[Meredith R. Miller]
Tuesday, June 21, 2011
Monday, June 20, 2011
The New York Times Magazine's "The Ethicist" column is occasionally the source of blog fodder. This week, both entires in the column raise potential contracts issue. The Times' Ethicist is now Ariel Kaminer, and she does a fine job of not confusing legal and ethical rules. Still, in these two cases, it is interesting to ponder whether law and ethics do and should correspond.
The first letter to which Kaminer responds is from a patient who is required by a physician to wait 30 minutes after receiving an injection before leaving the clinic. This requirement is the product of new guidelines, apparently related to concerns over a potentially fatal side-effect of the injection that necessitates a ready dose of epinephrine. The letter-writer thinks the doctor is being coercive by enforcing the new guidelines. The situation is basically "stay here for 30 minutes or you cannot receive this injection that you need." Kaminer has no difficulty determining that it is not unethical for the doctor to enforce the guidelines, as the doctor is also bound by the same guideline whether or not he sees the need for it.
The law would undoubtedly concur in this case, as being required to wait in a clinic for 30 minutes after receiving a treatment for a chronic medical condition does not rise to the legally cognizable level of coercion. But it is interesting to tweak the hypo a bit. One obvious alternative comes to mind: Imagine a doctor who is required by her legislature to inform her patients of the psychological consequences to the mother of abortion. Imagine that the doctor, having read all the relevant studies, does not believe that there are demonstrable psychological consequences or that those consequences are far less significant than the psychological harms associated with, for example, becoming a mother at age 15. Assuming a paramount ethical duty for a doctor to give sound medical advice, it seems like the tension between ethics and law is quite clear in this case. It would be interesting to imagine actual situations that doctors could face where the relationship between legal and ethical requirements would be more ambiguous.
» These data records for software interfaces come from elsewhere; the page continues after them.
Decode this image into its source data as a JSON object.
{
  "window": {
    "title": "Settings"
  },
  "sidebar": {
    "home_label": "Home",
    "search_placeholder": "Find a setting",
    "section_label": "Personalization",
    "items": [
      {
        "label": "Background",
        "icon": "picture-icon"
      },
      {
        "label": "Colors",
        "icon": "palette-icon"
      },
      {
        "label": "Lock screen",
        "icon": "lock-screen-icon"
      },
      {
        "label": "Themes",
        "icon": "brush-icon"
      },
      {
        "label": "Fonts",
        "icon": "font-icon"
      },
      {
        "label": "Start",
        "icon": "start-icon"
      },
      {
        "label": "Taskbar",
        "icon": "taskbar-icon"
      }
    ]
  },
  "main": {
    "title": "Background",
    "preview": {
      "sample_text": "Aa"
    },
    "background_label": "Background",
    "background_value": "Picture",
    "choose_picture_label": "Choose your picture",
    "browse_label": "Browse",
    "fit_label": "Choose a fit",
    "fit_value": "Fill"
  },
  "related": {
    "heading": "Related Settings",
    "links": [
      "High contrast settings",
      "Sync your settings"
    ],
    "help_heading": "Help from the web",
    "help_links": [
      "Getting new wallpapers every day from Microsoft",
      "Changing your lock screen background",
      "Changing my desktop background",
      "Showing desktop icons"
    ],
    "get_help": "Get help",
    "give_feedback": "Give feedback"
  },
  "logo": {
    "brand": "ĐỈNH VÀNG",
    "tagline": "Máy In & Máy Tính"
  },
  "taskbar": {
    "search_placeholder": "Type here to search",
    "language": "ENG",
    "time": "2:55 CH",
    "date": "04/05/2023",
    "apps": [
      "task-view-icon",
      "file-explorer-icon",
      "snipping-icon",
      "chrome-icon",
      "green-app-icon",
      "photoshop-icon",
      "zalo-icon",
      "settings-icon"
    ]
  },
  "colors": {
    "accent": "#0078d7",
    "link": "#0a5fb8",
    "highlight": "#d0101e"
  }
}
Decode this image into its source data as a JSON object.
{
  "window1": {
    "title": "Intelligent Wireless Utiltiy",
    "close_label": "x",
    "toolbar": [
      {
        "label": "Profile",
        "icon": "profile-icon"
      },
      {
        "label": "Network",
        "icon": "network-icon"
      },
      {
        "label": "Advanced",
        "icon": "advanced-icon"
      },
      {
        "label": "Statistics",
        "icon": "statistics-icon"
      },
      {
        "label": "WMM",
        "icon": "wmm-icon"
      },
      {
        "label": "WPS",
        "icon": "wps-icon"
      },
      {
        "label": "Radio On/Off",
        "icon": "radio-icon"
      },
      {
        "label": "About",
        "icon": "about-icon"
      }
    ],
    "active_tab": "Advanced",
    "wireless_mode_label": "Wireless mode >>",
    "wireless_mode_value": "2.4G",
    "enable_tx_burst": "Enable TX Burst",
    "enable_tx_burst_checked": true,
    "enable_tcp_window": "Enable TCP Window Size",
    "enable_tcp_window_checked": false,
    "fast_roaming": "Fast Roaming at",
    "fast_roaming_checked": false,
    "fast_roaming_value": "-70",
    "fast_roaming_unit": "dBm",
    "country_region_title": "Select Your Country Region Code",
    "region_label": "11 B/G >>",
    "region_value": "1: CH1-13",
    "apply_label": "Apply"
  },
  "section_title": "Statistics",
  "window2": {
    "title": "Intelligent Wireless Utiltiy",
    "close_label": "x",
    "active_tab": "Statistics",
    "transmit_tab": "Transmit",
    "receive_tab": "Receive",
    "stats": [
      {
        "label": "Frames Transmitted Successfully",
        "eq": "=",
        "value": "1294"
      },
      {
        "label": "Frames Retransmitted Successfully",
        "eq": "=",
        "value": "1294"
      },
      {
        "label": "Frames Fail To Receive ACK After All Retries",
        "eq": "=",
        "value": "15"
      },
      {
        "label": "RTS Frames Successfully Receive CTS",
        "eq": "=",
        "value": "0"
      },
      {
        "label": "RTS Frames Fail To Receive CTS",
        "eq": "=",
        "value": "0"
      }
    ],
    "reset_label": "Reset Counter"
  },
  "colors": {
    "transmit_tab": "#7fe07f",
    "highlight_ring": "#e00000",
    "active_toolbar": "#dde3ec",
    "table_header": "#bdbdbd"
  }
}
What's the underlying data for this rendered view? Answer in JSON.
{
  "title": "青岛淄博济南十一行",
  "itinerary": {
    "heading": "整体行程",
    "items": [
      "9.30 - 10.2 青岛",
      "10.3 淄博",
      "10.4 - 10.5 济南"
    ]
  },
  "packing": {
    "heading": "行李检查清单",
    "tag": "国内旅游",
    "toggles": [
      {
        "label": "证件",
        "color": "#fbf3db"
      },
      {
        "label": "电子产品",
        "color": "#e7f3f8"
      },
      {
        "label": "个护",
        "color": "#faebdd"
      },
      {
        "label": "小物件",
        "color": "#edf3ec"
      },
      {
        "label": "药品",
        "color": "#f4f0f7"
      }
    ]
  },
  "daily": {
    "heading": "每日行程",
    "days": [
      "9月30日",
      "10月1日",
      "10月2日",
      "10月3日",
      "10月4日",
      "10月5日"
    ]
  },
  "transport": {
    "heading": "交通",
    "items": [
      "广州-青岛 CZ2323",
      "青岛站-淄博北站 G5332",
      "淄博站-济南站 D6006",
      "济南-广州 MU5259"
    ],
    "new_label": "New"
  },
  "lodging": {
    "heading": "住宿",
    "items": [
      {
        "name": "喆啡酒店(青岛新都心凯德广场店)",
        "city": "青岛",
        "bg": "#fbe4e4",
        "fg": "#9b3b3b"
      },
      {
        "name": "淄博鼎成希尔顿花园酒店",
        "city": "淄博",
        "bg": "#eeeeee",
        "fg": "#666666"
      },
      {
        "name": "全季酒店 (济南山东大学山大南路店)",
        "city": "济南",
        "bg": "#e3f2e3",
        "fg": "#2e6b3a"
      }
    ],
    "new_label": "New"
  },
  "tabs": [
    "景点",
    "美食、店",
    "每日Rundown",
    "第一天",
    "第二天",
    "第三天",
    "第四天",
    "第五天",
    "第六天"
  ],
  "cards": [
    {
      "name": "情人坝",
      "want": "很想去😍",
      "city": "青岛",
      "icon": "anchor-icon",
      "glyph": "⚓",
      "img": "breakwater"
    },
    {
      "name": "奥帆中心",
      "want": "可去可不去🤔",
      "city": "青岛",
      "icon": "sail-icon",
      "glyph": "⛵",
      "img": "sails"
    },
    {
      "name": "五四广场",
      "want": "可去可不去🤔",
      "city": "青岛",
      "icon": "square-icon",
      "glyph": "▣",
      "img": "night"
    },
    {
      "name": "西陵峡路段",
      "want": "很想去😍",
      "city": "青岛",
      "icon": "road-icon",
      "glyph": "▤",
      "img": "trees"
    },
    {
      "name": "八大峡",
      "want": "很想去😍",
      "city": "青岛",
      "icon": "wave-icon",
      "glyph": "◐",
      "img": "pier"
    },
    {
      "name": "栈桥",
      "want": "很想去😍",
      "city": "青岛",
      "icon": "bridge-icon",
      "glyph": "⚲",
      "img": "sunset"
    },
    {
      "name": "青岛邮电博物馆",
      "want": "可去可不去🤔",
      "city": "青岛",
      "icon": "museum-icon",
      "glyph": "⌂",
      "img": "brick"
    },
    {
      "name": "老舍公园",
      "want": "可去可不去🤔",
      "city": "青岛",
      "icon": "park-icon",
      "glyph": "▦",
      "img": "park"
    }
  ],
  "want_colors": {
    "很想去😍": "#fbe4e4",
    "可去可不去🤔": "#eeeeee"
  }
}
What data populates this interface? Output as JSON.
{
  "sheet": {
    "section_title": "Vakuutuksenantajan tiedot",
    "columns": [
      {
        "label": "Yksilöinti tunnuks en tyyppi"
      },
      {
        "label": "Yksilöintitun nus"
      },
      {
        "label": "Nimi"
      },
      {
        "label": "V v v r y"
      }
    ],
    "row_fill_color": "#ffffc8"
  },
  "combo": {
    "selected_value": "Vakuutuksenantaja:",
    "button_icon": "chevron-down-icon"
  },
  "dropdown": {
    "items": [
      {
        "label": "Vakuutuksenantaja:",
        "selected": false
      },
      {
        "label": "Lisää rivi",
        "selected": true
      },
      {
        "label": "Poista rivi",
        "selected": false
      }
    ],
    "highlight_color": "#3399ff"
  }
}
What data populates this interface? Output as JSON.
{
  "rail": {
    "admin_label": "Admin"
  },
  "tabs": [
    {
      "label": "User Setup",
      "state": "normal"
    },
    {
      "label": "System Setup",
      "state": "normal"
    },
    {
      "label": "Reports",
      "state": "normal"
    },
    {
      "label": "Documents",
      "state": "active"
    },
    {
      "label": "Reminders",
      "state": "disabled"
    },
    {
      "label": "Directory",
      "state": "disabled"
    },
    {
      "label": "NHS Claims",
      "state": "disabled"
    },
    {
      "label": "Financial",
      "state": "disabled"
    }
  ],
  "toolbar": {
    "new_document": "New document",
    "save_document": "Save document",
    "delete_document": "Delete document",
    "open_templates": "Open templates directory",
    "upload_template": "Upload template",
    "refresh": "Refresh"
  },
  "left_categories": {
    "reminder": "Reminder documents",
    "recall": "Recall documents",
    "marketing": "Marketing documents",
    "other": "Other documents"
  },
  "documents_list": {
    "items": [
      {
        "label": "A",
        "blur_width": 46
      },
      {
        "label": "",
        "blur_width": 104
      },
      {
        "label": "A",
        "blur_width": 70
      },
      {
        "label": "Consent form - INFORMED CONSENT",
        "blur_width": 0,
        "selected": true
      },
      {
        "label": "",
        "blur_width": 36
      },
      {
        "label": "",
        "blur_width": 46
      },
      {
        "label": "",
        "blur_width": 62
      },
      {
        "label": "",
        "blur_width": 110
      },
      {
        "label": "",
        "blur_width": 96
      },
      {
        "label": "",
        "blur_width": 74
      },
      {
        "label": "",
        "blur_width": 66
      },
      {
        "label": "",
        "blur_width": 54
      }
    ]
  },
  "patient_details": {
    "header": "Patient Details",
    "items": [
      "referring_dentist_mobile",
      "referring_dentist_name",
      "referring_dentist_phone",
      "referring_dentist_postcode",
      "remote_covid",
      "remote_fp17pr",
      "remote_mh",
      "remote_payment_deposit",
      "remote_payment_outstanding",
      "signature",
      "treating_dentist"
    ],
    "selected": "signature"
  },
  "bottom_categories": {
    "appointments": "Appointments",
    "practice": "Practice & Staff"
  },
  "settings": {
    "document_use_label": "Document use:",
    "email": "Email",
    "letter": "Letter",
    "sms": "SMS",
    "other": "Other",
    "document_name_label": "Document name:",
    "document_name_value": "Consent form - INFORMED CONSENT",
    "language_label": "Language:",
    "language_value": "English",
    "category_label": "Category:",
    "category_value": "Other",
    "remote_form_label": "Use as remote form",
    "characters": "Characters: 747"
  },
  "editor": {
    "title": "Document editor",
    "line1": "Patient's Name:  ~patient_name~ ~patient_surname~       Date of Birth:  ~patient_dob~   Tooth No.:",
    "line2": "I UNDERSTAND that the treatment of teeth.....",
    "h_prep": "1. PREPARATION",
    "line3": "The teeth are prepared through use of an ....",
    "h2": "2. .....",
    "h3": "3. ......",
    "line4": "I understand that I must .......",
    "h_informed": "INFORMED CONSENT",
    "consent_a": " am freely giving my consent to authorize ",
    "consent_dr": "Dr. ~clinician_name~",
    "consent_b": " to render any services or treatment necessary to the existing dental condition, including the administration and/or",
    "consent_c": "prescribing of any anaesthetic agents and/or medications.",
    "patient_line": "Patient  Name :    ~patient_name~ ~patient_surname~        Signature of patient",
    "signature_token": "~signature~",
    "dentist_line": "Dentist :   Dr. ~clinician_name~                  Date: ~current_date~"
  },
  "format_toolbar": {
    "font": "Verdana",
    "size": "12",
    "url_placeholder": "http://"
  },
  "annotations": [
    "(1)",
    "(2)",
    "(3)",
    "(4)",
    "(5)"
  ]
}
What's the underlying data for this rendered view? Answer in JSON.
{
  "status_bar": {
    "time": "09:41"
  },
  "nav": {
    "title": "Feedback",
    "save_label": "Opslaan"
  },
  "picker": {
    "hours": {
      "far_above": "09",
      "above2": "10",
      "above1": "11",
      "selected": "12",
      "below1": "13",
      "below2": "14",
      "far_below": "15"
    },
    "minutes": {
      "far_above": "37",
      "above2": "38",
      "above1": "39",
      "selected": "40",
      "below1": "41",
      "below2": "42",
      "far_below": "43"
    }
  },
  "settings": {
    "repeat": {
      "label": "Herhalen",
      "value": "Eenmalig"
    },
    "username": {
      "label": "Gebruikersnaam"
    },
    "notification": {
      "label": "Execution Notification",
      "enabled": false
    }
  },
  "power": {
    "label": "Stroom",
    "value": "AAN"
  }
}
The second letter is from a tenant/roommate who wonders whether s/he can withhold rent after being informed that her landlord/roommate has decided to default on the mortgage. Kaminer says the answer is probably no. The landlord's decision to breach his agreement with the lender has no bearing on the separate agreement between landlord and tenant. So far, so good on the contracts side as well. Kaminer then explores the possibility that the purpose of the rent was to defray the costs of the mortgage, and if that were the sole purpose of the rent, the tenant might be off the hook as an ethical matter. However, Kaminer concludes that there are likely other costs associated with the residence to which the landlord remains subject and hence the ethical duty to pay rent continues.
Here again, the contracts analysis and the ethical analysis seem to correspond. The agreement in question is described an "informal." If there were some express, formal arrangement linking the payment or rent to the mortgage obligation, one might have an argument that the purpose of the agreement had been frustrated by the landlord's decision to stop making mortgage payments. But given that the arrangement was open-ended, the landlord would have equal grounds to evict the tenant. The landlord might have reasoned thus: I took your rent to help defray the costs of the mortgage. Now I have no mortgage, and I just prefer to have my space, so get out.
Of course, evictions do not occur at the snap of the fingers. However, from a legal perspective, if the consideration was tied to the existence of a mortgage, and the mortgage ceased to exist, it is hard to see why the result should be a free room rather than an empty one.